Digable Planets Files
Janelle Monáe files
Voyant Tools is a browser-based suite of text analysis tools that quickly and easily can get you reading and visualizing your texts in a number of different ways. You paste in text or upload a file or multiple files for comparison.
Google Fusion Tables
Fusion Tables is an experimental data visualization web application to gather, visualize, and share data tables. You need a google account to use this tool, and it works with more complex tabular data for large-scale comparisons.
Tableau is another advanced tool that has applications with all kinds of datasets. It has featured widely in data journalism projects, but people have used Tableau to analyze all sorts of things, including film scripts, information about birds, and airline flight data. You can explore some methods for using Tableau with Corey Jones's blog post "How and why I learned Tableau as a student."

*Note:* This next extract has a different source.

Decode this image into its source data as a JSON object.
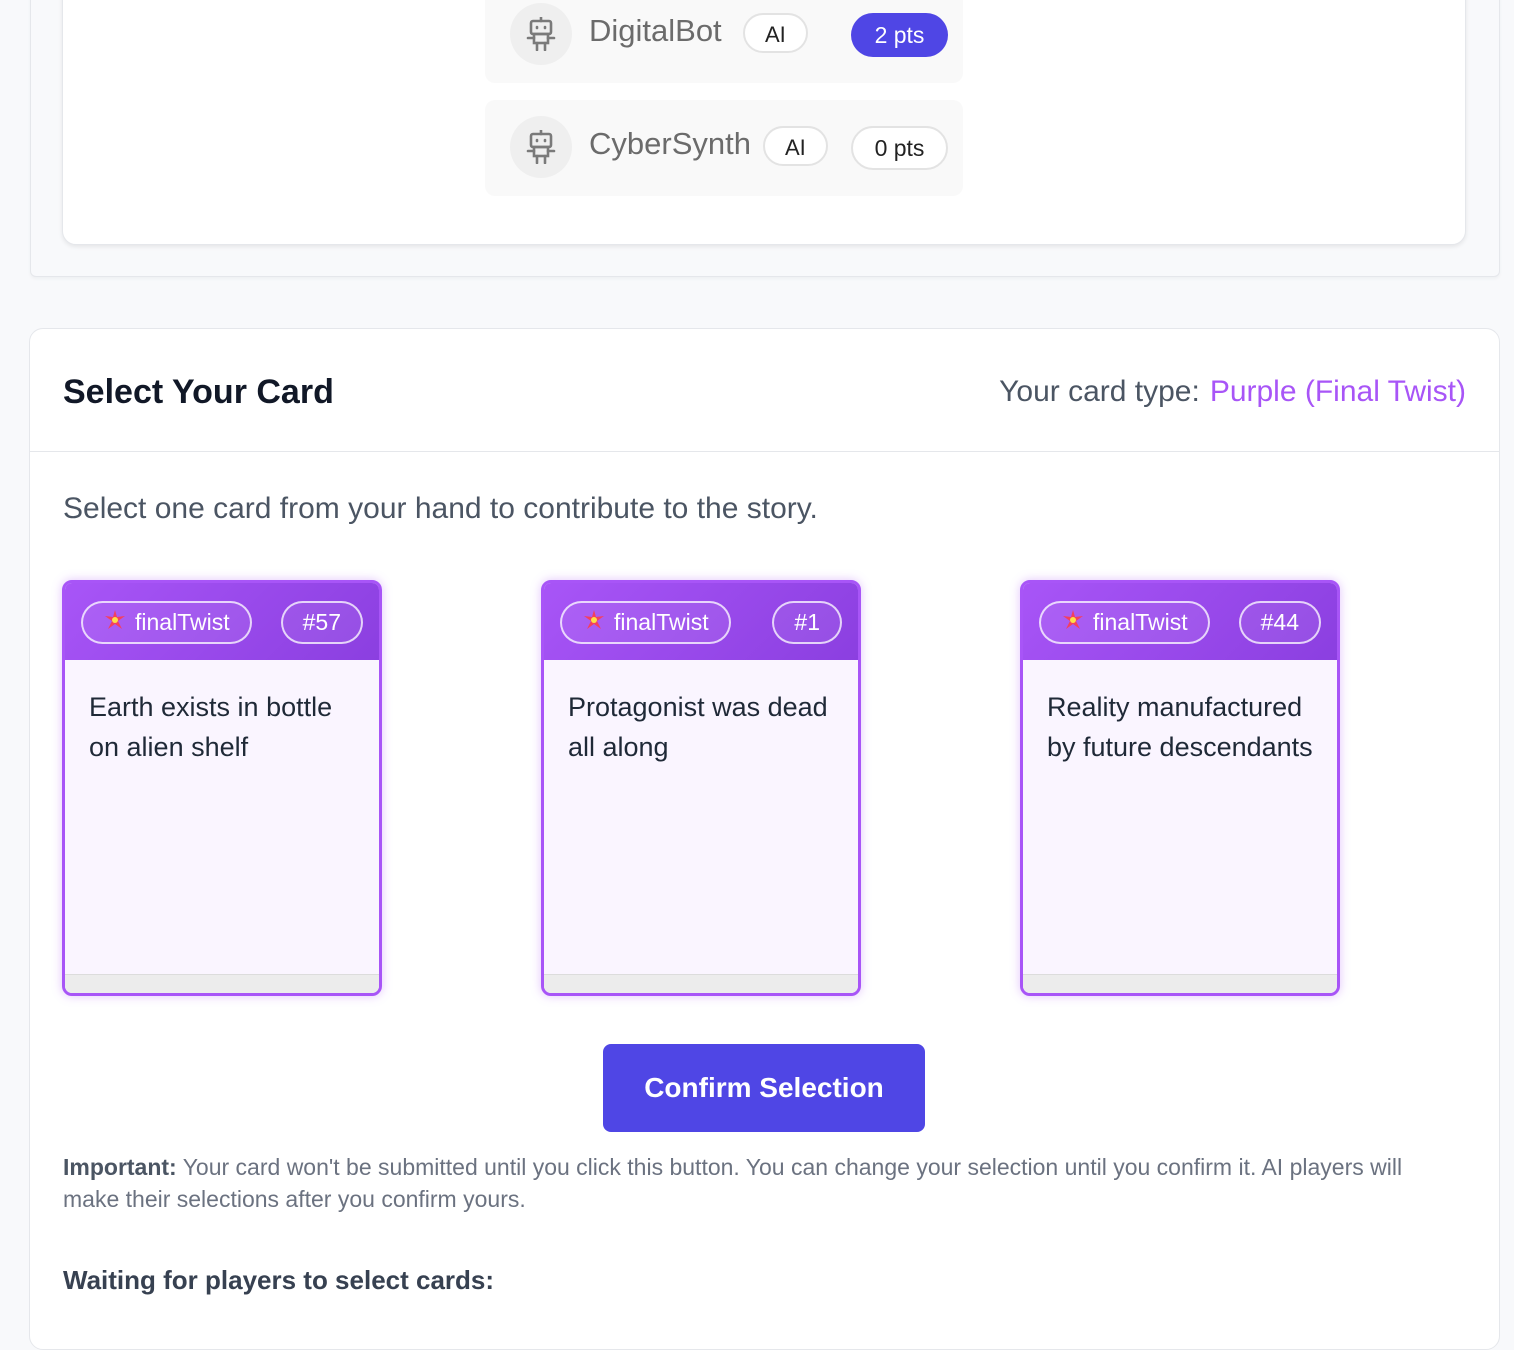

One thing you will need to begin using these tools is some text. For music lyrics, you can use a site like Genius / Rap Genius or Lyrics AZ to create a corpus of texts to analyze. All you need to do is paste lyrics into a text document to get started. You may want to create a corpus of a single song, all of the tracks on an album, or even all the albums from a particular artist. You'll want to save these in a .txt file--using notepad or another simple text editor is best for simple textual data.
You can also create a corpus from texts you view online: tweets based on a particular user account or hashtag, books from the Internet Archive, screenplays for films found online, or anything else of interest.

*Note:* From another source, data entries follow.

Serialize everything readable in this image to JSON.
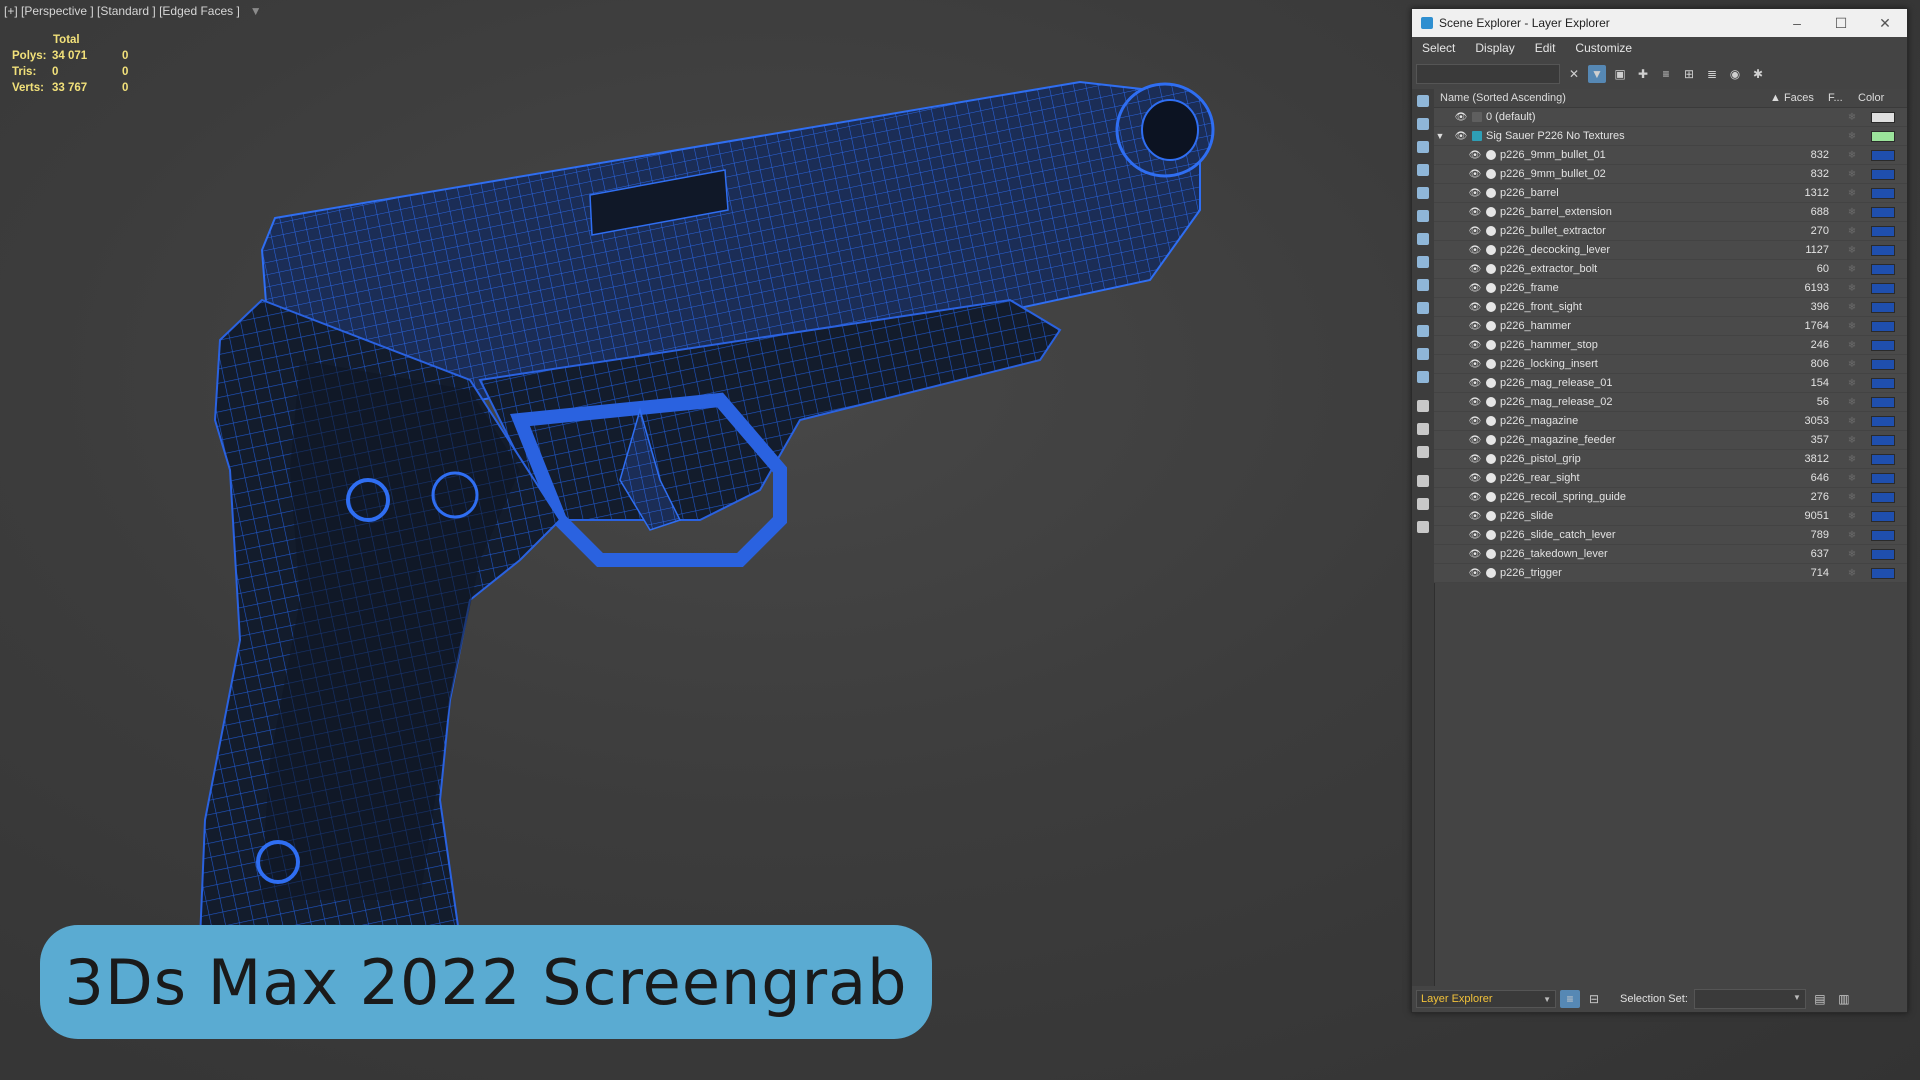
{
  "viewport": {
    "label": "[+] [Perspective ] [Standard ] [Edged Faces ]",
    "stats": {
      "header": "Total",
      "rows": [
        {
          "key": "Polys:",
          "total": "34 071",
          "sel": "0"
        },
        {
          "key": "Tris:",
          "total": "0",
          "sel": "0"
        },
        {
          "key": "Verts:",
          "total": "33 767",
          "sel": "0"
        }
      ]
    }
  },
  "caption": "3Ds Max 2022 Screengrab",
  "explorer": {
    "title": "Scene Explorer - Layer Explorer",
    "window_buttons": {
      "minimize": "–",
      "maximize": "☐",
      "close": "✕"
    },
    "menu": [
      "Select",
      "Display",
      "Edit",
      "Customize"
    ],
    "search_value": "",
    "columns": {
      "name": "Name (Sorted Ascending)",
      "faces": "▲ Faces",
      "frozen": "F...",
      "color": "Color"
    },
    "default_layer": {
      "name": "0 (default)",
      "color": "#e0e0e0"
    },
    "group_layer": {
      "name": "Sig Sauer P226 No Textures",
      "color": "#9be39b"
    },
    "object_color": "#1f4fae",
    "objects": [
      {
        "name": "p226_9mm_bullet_01",
        "faces": "832"
      },
      {
        "name": "p226_9mm_bullet_02",
        "faces": "832"
      },
      {
        "name": "p226_barrel",
        "faces": "1312"
      },
      {
        "name": "p226_barrel_extension",
        "faces": "688"
      },
      {
        "name": "p226_bullet_extractor",
        "faces": "270"
      },
      {
        "name": "p226_decocking_lever",
        "faces": "1127"
      },
      {
        "name": "p226_extractor_bolt",
        "faces": "60"
      },
      {
        "name": "p226_frame",
        "faces": "6193"
      },
      {
        "name": "p226_front_sight",
        "faces": "396"
      },
      {
        "name": "p226_hammer",
        "faces": "1764"
      },
      {
        "name": "p226_hammer_stop",
        "faces": "246"
      },
      {
        "name": "p226_locking_insert",
        "faces": "806"
      },
      {
        "name": "p226_mag_release_01",
        "faces": "154"
      },
      {
        "name": "p226_mag_release_02",
        "faces": "56"
      },
      {
        "name": "p226_magazine",
        "faces": "3053"
      },
      {
        "name": "p226_magazine_feeder",
        "faces": "357"
      },
      {
        "name": "p226_pistol_grip",
        "faces": "3812"
      },
      {
        "name": "p226_rear_sight",
        "faces": "646"
      },
      {
        "name": "p226_recoil_spring_guide",
        "faces": "276"
      },
      {
        "name": "p226_slide",
        "faces": "9051"
      },
      {
        "name": "p226_slide_catch_lever",
        "faces": "789"
      },
      {
        "name": "p226_takedown_lever",
        "faces": "637"
      },
      {
        "name": "p226_trigger",
        "faces": "714"
      }
    ],
    "bottom": {
      "explorer_dropdown": "Layer Explorer",
      "selection_set_label": "Selection Set:",
      "selection_set_value": ""
    }
  }
}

From your syllabus:
For this assignment, students will research 4 songs from 2 albums of the same artist and create an original dataset and 2 data visualizations.
As you will see once you begin working, data will have some problems you can address to make sure that you're seeing what you intend to see. You may need to edit your cut-and-paste document to remove the kinds of text you're not interested in analyzing... this might be names of speakers, page numbers, or any other paratextual stuff that has made its way into your data. As any seasoned DH practitioner will tell you, cleaning your data is often where you put the most effort, so think about what needs to be in each of these files as you prepare them.
African-American Studies Scholars have been leaders in Digital Humanities projects making use of all sorts of textual, mapping, and visualization technologies.
These projects create and distribute materials relating to African American history and experience across many institutions, and many of these projects make access to collections and to research methods possible online that were not possible before. Among them: